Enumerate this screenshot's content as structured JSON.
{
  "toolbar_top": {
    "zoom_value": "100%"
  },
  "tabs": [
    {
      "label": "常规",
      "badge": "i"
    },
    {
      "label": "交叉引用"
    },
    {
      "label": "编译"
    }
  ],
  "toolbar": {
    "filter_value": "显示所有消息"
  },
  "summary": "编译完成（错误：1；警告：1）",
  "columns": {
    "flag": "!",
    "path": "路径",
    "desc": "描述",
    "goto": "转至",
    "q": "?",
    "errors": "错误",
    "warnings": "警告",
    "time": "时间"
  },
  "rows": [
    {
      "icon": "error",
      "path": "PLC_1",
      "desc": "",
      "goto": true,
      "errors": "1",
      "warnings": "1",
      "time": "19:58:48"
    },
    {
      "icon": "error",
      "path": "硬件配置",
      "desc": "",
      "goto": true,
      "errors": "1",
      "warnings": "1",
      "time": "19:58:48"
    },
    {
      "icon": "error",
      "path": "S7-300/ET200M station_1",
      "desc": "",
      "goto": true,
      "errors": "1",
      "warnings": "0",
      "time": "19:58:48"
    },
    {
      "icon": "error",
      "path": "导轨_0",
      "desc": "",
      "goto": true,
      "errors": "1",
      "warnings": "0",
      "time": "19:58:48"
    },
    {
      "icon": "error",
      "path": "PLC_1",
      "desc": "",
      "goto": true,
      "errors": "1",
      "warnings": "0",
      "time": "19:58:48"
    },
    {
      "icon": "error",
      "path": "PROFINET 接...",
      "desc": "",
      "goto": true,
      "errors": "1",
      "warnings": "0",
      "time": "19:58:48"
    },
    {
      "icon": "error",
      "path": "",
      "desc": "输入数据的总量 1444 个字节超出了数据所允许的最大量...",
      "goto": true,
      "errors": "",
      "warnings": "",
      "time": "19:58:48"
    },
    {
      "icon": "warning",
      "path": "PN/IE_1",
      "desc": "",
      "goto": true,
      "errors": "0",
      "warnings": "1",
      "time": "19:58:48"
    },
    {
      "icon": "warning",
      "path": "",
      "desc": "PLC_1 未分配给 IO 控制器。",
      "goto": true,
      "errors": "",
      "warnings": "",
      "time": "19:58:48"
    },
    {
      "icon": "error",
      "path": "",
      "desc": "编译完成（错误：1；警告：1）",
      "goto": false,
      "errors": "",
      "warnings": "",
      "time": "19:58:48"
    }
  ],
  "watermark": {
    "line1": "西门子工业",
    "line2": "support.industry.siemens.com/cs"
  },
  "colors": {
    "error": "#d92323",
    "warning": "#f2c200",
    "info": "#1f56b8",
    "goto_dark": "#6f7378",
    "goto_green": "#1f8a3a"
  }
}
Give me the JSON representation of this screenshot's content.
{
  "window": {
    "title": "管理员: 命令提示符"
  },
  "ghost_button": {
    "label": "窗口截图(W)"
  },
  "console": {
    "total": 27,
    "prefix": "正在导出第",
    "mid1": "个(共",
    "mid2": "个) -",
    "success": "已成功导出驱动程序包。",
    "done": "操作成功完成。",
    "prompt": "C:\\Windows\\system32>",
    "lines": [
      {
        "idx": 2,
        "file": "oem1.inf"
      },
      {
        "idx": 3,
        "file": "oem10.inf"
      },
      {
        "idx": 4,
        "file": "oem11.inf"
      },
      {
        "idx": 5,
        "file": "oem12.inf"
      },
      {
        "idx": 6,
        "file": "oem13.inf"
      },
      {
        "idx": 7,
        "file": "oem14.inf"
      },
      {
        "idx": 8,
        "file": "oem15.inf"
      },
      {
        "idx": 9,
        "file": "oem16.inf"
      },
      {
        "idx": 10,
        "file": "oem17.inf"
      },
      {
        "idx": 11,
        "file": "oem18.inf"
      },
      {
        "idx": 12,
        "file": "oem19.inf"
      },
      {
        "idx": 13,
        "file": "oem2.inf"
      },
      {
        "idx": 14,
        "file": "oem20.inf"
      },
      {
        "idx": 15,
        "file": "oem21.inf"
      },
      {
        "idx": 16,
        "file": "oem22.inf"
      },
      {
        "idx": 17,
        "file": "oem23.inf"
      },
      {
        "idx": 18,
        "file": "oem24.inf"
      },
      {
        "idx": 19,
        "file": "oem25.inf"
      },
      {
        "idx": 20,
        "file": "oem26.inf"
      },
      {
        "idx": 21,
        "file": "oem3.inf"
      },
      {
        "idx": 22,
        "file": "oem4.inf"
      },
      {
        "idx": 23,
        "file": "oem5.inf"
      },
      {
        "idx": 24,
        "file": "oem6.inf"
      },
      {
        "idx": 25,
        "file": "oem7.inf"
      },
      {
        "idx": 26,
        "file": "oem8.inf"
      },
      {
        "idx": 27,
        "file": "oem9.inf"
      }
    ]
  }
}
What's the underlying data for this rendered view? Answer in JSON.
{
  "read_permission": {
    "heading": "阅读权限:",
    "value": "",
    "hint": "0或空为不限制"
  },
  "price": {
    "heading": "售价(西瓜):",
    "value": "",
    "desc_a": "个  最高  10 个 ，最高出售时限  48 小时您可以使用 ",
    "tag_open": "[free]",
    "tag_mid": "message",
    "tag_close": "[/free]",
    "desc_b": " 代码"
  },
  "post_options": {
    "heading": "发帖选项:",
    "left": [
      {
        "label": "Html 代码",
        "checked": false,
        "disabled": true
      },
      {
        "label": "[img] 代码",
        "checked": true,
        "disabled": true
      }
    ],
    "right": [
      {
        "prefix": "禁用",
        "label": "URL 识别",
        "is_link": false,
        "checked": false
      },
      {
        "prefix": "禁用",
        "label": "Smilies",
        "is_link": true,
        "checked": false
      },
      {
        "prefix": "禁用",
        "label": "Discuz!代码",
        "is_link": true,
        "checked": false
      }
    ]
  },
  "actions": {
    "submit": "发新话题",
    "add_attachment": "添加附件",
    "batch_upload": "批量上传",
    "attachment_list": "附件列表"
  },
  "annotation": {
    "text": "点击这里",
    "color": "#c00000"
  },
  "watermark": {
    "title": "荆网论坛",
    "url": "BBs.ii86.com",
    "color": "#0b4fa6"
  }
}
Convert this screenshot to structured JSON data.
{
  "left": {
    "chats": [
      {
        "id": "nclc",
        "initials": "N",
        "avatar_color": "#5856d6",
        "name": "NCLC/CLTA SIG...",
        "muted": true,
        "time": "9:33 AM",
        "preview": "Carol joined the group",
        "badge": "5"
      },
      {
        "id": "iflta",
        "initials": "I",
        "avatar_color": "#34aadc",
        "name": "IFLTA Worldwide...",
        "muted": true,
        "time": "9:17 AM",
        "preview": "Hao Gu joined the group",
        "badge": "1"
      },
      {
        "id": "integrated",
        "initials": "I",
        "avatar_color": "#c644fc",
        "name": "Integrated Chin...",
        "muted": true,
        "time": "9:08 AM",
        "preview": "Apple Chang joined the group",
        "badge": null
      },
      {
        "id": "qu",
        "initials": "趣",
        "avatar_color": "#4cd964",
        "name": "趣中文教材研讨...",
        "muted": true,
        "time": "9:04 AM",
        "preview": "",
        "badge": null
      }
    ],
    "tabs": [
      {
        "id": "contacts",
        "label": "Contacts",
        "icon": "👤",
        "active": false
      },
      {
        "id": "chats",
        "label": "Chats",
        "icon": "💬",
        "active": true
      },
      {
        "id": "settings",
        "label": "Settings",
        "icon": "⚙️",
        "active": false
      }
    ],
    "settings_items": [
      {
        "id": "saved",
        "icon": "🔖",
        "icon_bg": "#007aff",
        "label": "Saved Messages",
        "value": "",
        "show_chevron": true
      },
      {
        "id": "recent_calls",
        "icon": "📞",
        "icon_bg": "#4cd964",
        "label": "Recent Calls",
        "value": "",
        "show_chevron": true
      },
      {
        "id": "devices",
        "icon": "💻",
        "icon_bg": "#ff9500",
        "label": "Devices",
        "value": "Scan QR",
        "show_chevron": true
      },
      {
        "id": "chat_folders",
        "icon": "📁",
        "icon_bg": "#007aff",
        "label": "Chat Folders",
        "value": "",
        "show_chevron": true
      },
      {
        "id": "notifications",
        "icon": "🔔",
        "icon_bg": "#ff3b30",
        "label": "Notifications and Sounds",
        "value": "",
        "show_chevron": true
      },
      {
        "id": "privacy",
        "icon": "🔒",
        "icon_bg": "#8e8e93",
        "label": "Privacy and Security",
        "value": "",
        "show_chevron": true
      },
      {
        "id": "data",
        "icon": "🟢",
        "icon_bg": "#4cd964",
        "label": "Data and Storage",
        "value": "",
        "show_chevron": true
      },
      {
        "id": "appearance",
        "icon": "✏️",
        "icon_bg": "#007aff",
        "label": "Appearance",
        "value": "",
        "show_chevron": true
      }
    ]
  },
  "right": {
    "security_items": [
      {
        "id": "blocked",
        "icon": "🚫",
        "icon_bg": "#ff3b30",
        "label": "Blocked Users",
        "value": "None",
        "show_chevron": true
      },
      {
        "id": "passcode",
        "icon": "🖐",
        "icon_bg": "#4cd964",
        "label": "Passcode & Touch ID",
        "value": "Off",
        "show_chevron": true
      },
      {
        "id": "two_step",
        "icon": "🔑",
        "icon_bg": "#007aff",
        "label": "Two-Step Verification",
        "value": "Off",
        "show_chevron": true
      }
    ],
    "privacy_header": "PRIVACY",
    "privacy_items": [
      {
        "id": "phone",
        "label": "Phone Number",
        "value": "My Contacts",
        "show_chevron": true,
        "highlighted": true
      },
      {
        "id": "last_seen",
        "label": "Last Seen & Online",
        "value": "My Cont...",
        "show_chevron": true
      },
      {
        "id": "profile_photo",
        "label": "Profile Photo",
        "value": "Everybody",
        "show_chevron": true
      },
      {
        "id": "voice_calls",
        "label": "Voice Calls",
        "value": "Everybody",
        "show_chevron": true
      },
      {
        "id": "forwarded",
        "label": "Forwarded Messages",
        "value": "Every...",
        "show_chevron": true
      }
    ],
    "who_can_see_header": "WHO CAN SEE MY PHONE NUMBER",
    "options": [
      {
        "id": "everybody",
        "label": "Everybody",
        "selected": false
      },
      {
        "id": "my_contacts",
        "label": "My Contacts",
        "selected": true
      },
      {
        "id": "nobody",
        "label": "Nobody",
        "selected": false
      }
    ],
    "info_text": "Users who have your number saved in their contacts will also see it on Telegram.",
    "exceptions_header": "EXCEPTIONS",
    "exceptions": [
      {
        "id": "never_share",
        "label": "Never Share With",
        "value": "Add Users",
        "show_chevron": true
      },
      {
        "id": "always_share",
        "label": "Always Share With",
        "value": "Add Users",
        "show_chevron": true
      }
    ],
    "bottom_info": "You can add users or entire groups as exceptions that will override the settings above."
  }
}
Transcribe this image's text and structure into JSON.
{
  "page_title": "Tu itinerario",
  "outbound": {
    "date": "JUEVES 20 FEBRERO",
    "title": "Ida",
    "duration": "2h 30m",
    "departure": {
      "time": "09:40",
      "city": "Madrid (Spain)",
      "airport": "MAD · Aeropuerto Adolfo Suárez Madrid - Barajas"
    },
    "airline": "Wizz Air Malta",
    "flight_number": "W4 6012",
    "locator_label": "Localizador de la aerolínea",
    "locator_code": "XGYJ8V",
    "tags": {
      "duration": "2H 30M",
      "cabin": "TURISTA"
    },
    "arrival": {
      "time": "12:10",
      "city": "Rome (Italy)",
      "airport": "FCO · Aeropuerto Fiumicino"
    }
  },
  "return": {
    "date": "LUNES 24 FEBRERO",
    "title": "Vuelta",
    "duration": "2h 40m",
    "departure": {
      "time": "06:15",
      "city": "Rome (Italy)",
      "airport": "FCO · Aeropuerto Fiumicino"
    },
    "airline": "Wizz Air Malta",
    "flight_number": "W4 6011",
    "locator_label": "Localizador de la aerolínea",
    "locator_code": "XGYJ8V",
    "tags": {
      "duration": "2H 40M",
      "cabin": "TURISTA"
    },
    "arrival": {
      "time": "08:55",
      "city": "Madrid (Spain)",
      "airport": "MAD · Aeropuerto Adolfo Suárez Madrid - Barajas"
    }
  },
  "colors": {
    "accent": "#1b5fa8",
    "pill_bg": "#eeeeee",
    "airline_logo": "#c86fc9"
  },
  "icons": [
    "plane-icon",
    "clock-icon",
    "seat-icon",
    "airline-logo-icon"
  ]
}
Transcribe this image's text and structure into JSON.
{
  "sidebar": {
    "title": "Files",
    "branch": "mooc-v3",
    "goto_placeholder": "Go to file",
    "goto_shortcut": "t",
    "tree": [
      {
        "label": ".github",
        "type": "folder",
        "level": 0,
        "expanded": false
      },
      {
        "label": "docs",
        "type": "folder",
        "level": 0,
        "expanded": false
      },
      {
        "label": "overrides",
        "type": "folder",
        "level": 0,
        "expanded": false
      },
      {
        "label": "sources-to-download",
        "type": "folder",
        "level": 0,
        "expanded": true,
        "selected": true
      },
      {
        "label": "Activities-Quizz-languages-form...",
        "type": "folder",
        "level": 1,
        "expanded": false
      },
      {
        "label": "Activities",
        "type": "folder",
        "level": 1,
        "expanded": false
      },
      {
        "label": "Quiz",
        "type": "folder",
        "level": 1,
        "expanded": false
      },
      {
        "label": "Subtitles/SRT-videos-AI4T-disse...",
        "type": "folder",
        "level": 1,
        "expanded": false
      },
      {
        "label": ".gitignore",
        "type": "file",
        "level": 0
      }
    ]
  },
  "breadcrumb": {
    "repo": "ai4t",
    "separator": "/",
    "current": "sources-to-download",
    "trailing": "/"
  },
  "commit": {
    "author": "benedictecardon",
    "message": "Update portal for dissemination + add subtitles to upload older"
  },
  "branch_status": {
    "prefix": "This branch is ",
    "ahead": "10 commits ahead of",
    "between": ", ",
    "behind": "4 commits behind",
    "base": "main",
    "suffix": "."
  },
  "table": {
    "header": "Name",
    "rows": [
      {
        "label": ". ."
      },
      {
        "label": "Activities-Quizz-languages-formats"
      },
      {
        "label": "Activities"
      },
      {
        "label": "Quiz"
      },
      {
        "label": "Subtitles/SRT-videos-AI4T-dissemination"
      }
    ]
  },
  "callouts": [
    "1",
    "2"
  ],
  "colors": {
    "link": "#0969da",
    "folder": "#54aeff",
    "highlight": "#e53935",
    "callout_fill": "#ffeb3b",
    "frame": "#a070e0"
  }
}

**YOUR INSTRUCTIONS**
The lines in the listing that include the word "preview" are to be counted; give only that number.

**YOUR RESPONSE**
4